Work required: In the data below, which lines contain "screenshot"? List them by copying each one.

Page and application data records:

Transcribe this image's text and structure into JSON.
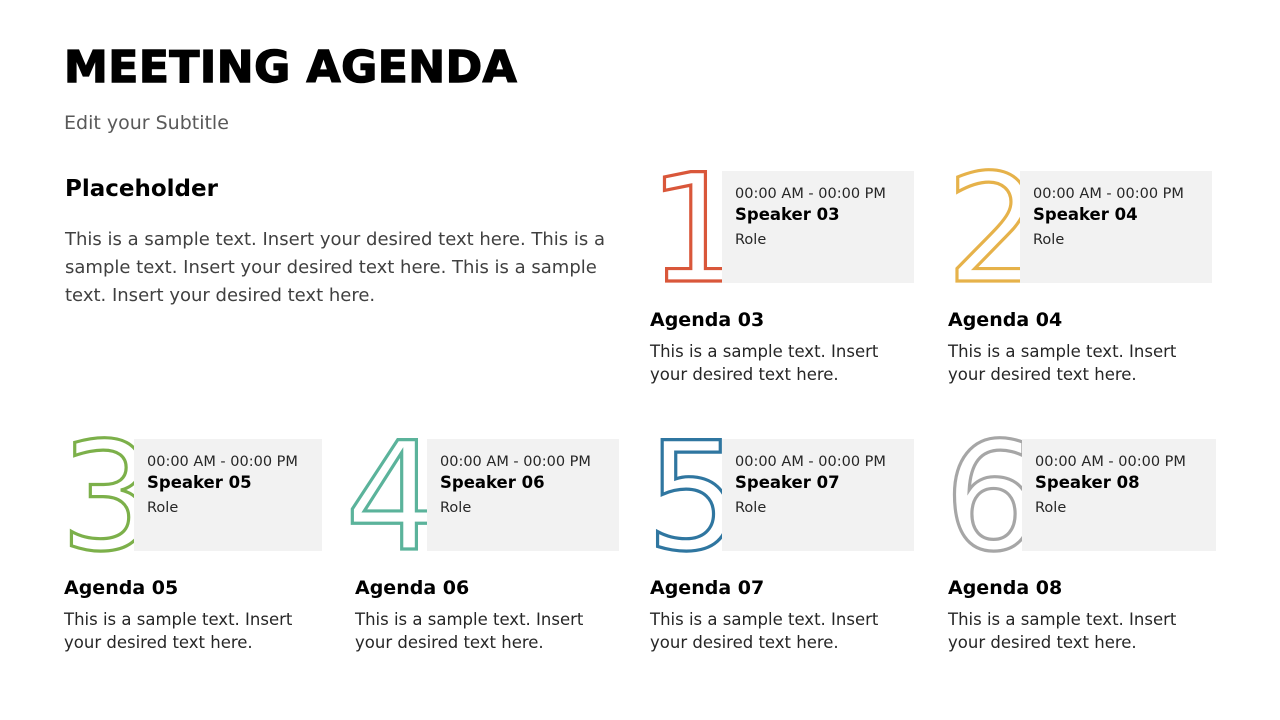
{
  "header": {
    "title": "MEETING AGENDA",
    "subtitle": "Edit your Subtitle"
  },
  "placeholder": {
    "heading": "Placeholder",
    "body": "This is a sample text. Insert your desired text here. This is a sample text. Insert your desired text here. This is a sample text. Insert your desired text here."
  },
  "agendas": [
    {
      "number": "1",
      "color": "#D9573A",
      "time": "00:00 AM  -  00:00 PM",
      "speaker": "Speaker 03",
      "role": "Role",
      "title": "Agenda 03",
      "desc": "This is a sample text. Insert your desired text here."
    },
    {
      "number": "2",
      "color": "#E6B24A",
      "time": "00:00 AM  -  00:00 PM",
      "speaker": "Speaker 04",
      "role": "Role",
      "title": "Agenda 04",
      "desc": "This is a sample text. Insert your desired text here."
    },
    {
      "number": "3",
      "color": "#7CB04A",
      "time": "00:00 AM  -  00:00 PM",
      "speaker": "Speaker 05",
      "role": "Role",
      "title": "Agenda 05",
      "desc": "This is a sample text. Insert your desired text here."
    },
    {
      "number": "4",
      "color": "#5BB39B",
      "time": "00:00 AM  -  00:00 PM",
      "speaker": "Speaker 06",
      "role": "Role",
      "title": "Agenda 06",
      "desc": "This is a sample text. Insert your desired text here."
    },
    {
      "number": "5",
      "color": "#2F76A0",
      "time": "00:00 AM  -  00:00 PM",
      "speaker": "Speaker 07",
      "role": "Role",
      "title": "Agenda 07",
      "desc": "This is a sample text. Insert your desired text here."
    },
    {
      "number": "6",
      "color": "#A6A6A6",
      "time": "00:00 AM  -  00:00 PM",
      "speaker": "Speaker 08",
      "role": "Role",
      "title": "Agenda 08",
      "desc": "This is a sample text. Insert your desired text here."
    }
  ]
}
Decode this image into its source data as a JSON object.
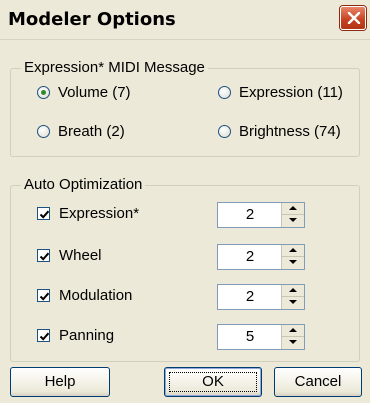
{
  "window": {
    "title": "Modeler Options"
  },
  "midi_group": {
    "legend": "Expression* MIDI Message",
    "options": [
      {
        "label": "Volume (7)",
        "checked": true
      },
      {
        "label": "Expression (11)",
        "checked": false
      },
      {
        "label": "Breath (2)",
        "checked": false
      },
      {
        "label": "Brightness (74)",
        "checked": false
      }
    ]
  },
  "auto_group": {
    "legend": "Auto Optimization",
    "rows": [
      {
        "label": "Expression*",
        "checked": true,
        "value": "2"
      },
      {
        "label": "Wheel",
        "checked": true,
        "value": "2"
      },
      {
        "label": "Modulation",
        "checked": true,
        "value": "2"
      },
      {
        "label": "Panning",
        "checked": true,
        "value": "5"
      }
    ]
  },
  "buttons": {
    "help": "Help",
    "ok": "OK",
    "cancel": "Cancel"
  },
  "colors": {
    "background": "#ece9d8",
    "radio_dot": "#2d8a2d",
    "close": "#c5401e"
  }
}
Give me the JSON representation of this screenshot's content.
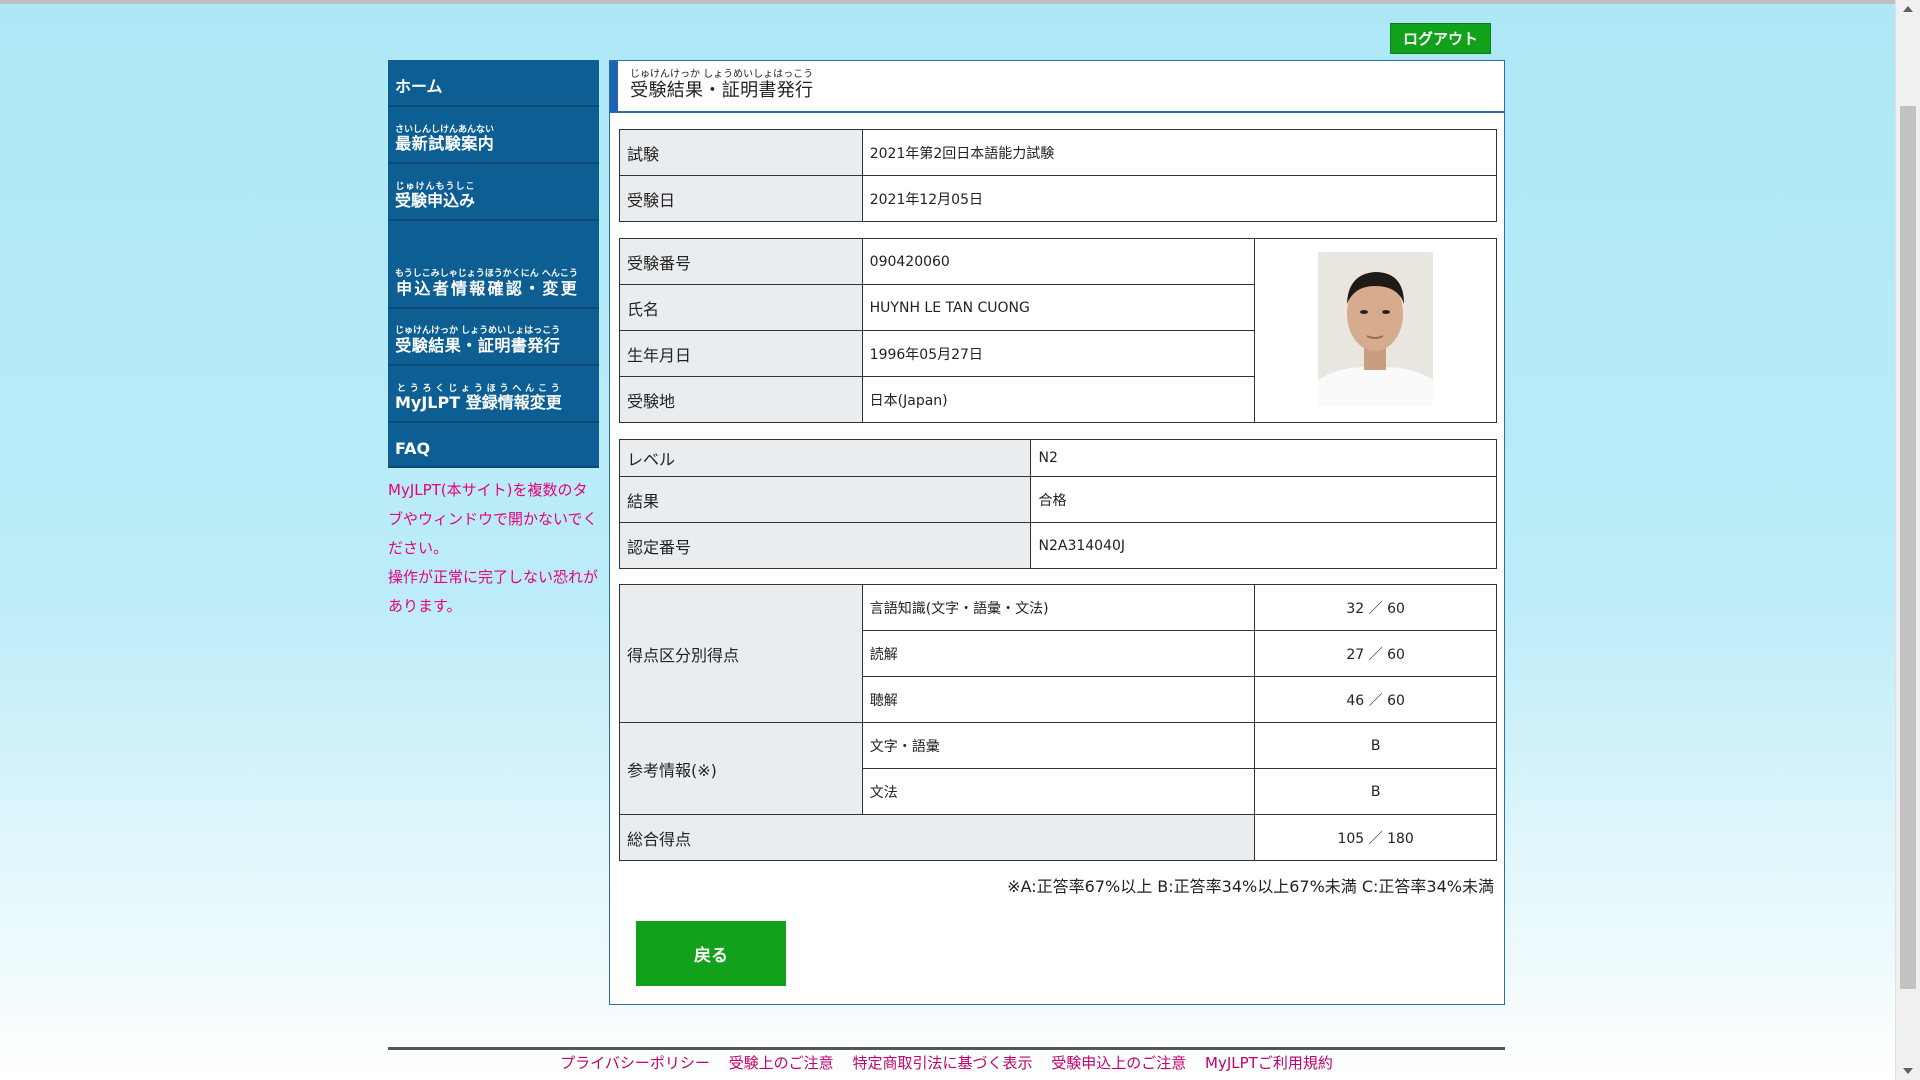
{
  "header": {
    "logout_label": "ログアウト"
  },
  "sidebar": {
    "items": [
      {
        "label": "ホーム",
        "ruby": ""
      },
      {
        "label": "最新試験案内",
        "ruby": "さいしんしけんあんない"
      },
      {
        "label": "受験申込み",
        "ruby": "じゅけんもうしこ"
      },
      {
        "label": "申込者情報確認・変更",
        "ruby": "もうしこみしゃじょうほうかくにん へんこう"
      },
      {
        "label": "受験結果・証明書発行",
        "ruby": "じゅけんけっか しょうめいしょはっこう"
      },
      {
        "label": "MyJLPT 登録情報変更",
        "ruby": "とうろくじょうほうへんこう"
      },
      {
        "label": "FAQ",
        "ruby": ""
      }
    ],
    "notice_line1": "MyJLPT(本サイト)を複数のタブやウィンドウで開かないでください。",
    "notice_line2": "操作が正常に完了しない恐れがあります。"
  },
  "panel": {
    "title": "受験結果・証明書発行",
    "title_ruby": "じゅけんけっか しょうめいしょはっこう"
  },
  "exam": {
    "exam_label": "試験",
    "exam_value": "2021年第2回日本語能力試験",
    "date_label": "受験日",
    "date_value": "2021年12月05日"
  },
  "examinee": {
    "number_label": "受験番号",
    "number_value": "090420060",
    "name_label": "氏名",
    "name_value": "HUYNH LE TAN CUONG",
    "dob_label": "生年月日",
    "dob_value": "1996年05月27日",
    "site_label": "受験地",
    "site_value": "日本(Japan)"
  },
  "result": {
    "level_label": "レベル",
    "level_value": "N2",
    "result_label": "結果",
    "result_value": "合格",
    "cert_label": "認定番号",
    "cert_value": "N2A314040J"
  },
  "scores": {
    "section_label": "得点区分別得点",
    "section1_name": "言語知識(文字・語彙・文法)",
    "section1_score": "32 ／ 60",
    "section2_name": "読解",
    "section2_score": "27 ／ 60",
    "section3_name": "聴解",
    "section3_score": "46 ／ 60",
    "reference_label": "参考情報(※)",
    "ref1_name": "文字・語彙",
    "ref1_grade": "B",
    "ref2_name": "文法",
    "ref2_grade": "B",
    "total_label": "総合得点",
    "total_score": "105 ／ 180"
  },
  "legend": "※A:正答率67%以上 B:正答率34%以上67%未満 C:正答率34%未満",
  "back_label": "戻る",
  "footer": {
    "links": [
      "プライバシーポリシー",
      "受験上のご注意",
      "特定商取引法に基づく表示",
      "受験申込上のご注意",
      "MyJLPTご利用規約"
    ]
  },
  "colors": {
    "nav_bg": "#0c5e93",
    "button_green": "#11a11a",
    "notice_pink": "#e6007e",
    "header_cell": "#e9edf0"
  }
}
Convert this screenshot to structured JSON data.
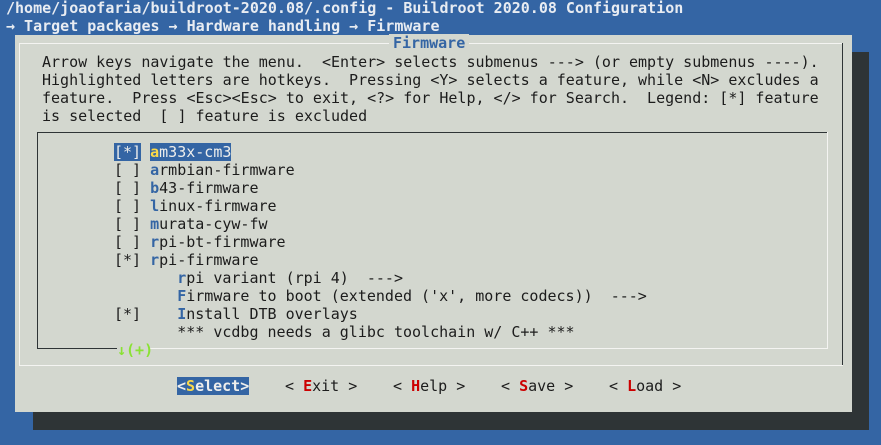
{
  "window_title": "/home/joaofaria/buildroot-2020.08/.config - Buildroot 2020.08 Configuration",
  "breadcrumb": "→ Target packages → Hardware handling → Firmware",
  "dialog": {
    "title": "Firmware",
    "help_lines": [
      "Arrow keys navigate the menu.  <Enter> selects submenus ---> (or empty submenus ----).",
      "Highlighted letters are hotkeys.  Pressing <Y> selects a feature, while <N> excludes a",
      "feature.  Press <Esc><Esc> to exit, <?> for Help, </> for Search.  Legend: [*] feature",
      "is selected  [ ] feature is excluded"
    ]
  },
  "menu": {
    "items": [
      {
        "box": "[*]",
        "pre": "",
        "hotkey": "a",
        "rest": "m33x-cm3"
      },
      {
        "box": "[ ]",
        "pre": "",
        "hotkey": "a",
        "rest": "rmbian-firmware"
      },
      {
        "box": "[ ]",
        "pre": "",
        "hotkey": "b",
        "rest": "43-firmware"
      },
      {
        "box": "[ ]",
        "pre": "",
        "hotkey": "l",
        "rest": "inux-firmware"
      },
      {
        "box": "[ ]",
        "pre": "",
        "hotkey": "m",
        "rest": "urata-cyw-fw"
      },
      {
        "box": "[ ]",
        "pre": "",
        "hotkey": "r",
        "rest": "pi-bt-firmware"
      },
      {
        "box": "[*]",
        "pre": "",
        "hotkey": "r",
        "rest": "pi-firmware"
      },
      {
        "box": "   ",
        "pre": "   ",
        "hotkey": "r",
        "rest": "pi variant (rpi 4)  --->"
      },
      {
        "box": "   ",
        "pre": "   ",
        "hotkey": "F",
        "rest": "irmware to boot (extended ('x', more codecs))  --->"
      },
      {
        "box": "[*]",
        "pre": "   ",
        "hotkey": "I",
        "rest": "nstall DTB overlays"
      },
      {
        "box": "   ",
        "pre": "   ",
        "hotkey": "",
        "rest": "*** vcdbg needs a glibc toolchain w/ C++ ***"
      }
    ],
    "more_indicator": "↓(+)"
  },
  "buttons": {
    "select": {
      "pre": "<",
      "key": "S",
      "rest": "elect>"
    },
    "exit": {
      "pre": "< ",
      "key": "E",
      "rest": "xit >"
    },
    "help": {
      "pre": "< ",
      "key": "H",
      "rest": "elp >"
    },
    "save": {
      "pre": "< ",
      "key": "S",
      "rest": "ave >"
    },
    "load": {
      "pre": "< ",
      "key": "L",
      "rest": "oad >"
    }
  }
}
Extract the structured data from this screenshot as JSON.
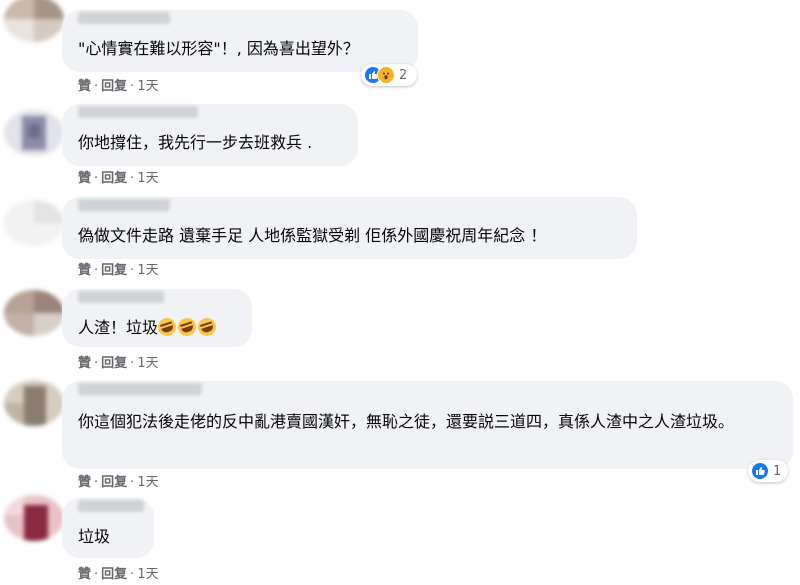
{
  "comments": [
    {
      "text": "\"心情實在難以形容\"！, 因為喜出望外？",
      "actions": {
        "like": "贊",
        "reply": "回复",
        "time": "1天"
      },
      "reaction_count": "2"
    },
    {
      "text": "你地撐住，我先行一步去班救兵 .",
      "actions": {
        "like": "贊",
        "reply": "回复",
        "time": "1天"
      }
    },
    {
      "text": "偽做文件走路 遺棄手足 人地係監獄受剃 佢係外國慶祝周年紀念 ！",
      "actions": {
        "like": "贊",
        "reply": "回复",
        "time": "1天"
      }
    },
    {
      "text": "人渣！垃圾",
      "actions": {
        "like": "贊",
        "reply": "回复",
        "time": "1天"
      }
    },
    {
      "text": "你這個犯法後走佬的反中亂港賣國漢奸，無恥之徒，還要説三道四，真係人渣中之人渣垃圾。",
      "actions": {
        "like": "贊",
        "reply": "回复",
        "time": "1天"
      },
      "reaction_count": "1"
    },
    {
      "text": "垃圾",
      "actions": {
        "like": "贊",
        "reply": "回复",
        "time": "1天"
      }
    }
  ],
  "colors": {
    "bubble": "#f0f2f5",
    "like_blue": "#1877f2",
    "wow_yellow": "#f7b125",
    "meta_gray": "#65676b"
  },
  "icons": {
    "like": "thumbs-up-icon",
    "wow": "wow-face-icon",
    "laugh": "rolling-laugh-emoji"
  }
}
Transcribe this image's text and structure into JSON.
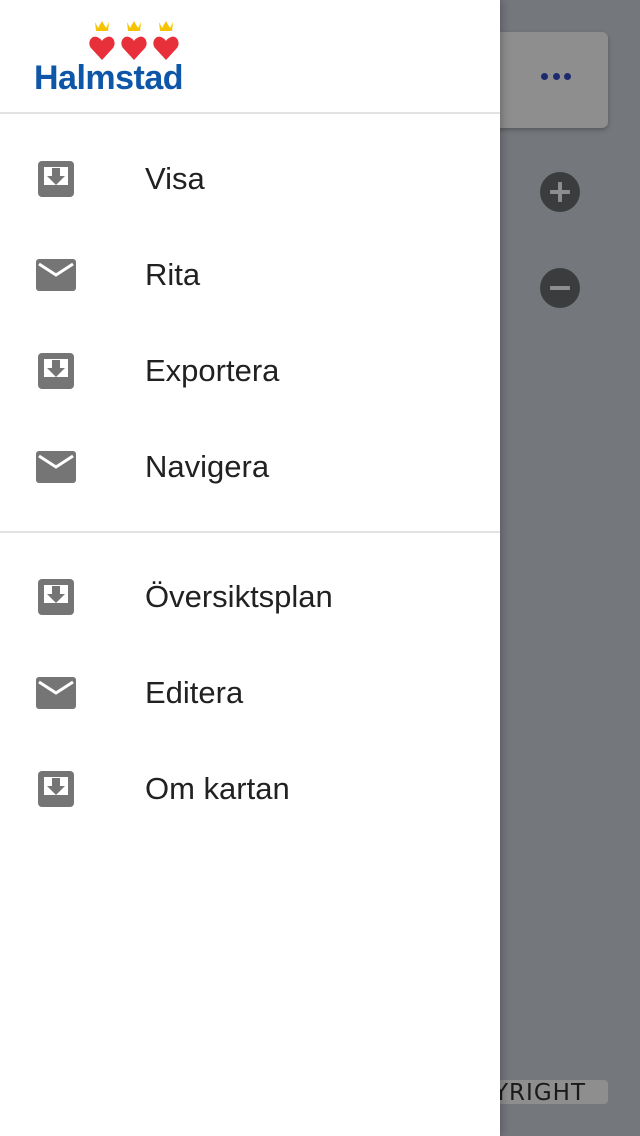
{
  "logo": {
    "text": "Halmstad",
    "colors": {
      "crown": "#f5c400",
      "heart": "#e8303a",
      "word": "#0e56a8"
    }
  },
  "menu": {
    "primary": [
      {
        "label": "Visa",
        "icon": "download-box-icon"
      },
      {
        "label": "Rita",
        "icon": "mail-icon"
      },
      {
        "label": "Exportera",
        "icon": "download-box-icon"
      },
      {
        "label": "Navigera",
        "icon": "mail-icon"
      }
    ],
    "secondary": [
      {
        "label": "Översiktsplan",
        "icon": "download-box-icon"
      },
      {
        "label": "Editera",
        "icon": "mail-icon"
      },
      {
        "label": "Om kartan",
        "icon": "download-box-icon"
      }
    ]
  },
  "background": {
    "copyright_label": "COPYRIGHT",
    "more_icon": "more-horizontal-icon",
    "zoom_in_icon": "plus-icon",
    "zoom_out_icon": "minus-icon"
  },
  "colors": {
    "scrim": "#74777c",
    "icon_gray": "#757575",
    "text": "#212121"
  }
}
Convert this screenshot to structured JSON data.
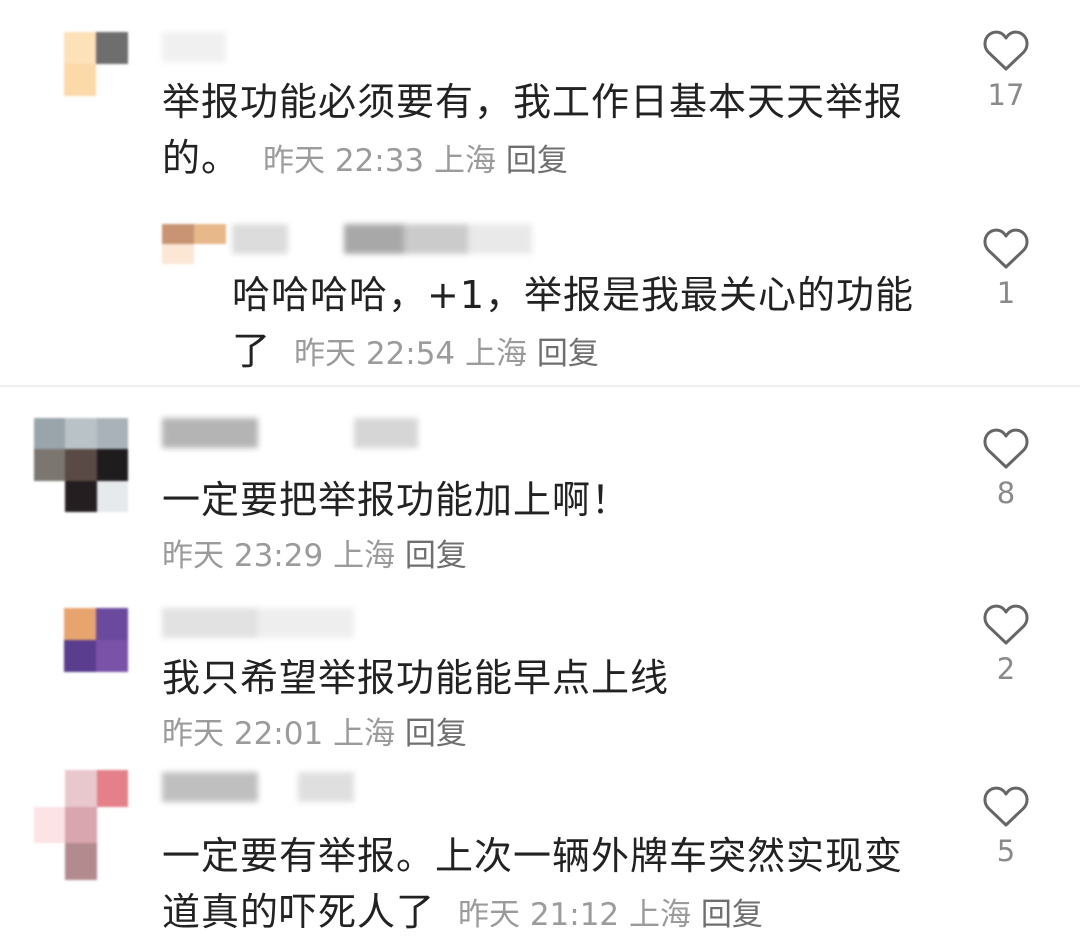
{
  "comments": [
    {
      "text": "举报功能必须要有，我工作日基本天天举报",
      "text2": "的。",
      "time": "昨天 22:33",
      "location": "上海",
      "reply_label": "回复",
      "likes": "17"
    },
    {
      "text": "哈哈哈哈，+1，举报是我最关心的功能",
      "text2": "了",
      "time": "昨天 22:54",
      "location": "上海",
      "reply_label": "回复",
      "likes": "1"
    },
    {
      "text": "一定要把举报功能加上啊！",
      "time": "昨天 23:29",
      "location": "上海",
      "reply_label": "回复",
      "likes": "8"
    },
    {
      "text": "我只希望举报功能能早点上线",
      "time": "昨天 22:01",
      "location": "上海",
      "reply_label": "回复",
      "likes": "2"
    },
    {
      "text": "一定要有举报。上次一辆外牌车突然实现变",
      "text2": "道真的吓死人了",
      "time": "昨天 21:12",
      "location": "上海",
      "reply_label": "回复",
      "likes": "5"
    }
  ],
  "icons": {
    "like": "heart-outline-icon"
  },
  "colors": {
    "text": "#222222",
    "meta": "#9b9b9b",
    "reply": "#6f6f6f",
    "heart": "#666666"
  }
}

Result for this exercise:
Give me the JSON representation of this screenshot's content.
Convert this screenshot to structured JSON data.
Extract the structured data from this screenshot as JSON.
Convert this screenshot to structured JSON data.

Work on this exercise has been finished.